++++ Source data

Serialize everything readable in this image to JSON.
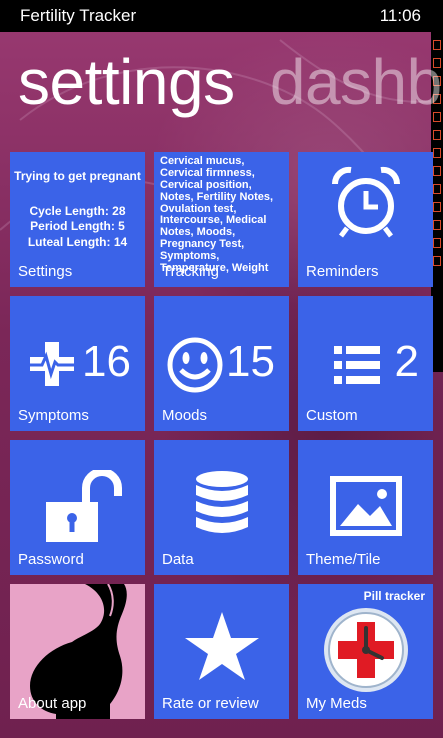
{
  "status_bar": {
    "app_title": "Fertility Tracker",
    "time": "11:06"
  },
  "hub": {
    "active_section": "settings",
    "next_section": "dashb"
  },
  "tiles": {
    "settings": {
      "label": "Settings",
      "heading": "Trying to get pregnant",
      "cycle_length": "Cycle Length: 28",
      "period_length": "Period Length: 5",
      "luteal_length": "Luteal Length: 14"
    },
    "tracking": {
      "label": "Tracking",
      "items_text": "Cervical mucus, Cervical firmness, Cervical position, Notes, Fertility Notes, Ovulation test, Intercourse, Medical Notes, Moods, Pregnancy Test, Symptoms, Temperature, Weight"
    },
    "reminders": {
      "label": "Reminders",
      "icon": "alarm-clock-icon"
    },
    "symptoms": {
      "label": "Symptoms",
      "count": "16",
      "icon": "heartbeat-cross-icon"
    },
    "moods": {
      "label": "Moods",
      "count": "15",
      "icon": "smiley-icon"
    },
    "custom": {
      "label": "Custom",
      "count": "2",
      "icon": "list-icon"
    },
    "password": {
      "label": "Password",
      "icon": "unlocked-padlock-icon"
    },
    "data": {
      "label": "Data",
      "icon": "database-icon"
    },
    "theme": {
      "label": "Theme/Tile",
      "icon": "picture-icon"
    },
    "about": {
      "label": "About app",
      "icon": "pregnant-silhouette-icon"
    },
    "rate": {
      "label": "Rate or review",
      "icon": "star-icon"
    },
    "meds": {
      "label": "My Meds",
      "subtitle": "Pill tracker",
      "icon": "medical-cross-clock-icon"
    }
  },
  "colors": {
    "tile": "#3b63e8",
    "background": "#7f2a5d",
    "about_tile": "#e8a3c7",
    "meds_cross": "#e01b24"
  }
}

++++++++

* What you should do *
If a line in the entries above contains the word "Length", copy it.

* Answer below *
      "cycle_length": "Cycle Length: 28",
      "period_length": "Period Length: 5",
      "luteal_length": "Luteal Length: 14"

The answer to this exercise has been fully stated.